[Page and application data records]
>>>

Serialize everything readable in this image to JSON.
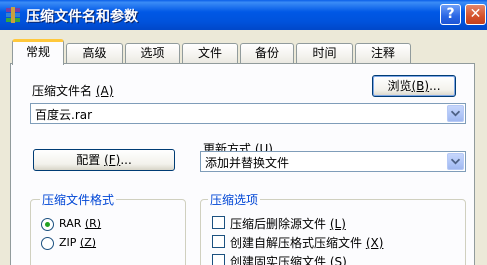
{
  "window": {
    "title": "压缩文件名和参数",
    "help_symbol": "?",
    "close_symbol": "✕"
  },
  "tabs": [
    {
      "label": "常规",
      "active": true
    },
    {
      "label": "高级",
      "active": false
    },
    {
      "label": "选项",
      "active": false
    },
    {
      "label": "文件",
      "active": false
    },
    {
      "label": "备份",
      "active": false
    },
    {
      "label": "时间",
      "active": false
    },
    {
      "label": "注释",
      "active": false
    }
  ],
  "archive_name": {
    "label": "压缩文件名",
    "key": "(A)",
    "value": "百度云.rar",
    "browse_label": "浏览",
    "browse_key": "(B)",
    "browse_suffix": "..."
  },
  "update_mode": {
    "label": "更新方式",
    "key": "(U)",
    "value": "添加并替换文件"
  },
  "profile": {
    "label": "配置",
    "key": "(F)",
    "suffix": "..."
  },
  "format_group": {
    "title": "压缩文件格式",
    "options": [
      {
        "label": "RAR",
        "key": "(R)",
        "selected": true
      },
      {
        "label": "ZIP",
        "key": "(Z)",
        "selected": false
      }
    ]
  },
  "options_group": {
    "title": "压缩选项",
    "items": [
      {
        "label": "压缩后删除源文件",
        "key": "(L)",
        "checked": false
      },
      {
        "label": "创建自解压格式压缩文件",
        "key": "(X)",
        "checked": false
      },
      {
        "label": "创建固实压缩文件",
        "key": "(S)",
        "checked": false
      }
    ]
  },
  "colors": {
    "title_bar": "#0058E6",
    "dialog_bg": "#ECE9D8",
    "group_title": "#0046D5",
    "tab_highlight": "#FFC83C"
  }
}
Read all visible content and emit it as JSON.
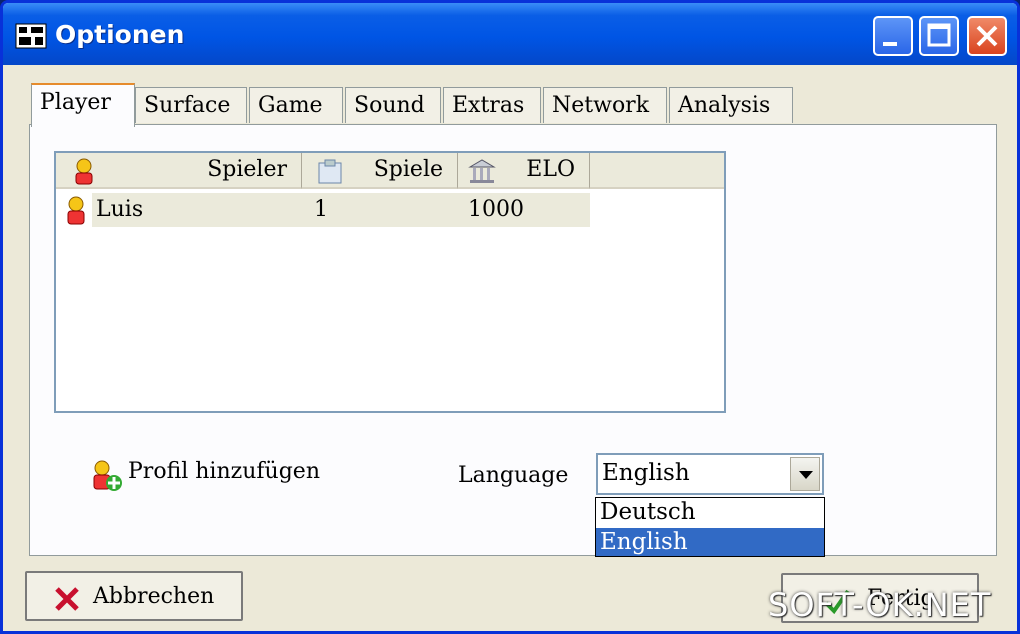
{
  "window": {
    "title": "Optionen"
  },
  "tabs": [
    "Player",
    "Surface",
    "Game",
    "Sound",
    "Extras",
    "Network",
    "Analysis"
  ],
  "list": {
    "columns": [
      "Spieler",
      "Spiele",
      "ELO"
    ],
    "rows": [
      {
        "player": "Luis",
        "games": "1",
        "elo": "1000"
      }
    ]
  },
  "add_profile_label": "Profil hinzufügen",
  "language": {
    "label": "Language",
    "selected": "English",
    "options": [
      "Deutsch",
      "English"
    ]
  },
  "buttons": {
    "cancel": "Abbrechen",
    "ok": "Fertig"
  },
  "watermark": "SOFT-OK.NET",
  "colors": {
    "titlebar": "#0055e5",
    "selection": "#316ac5",
    "face": "#ece9d8"
  }
}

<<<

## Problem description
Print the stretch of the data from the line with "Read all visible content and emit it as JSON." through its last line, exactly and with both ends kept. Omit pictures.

## Solution
Read all visible content and emit it as JSON.
{
  "window": {
    "title": "Optionen"
  },
  "tabs": [
    "Player",
    "Surface",
    "Game",
    "Sound",
    "Extras",
    "Network",
    "Analysis"
  ],
  "list": {
    "columns": [
      "Spieler",
      "Spiele",
      "ELO"
    ],
    "rows": [
      {
        "player": "Luis",
        "games": "1",
        "elo": "1000"
      }
    ]
  },
  "add_profile_label": "Profil hinzufügen",
  "language": {
    "label": "Language",
    "selected": "English",
    "options": [
      "Deutsch",
      "English"
    ]
  },
  "buttons": {
    "cancel": "Abbrechen",
    "ok": "Fertig"
  },
  "watermark": "SOFT-OK.NET",
  "colors": {
    "titlebar": "#0055e5",
    "selection": "#316ac5",
    "face": "#ece9d8"
  }
}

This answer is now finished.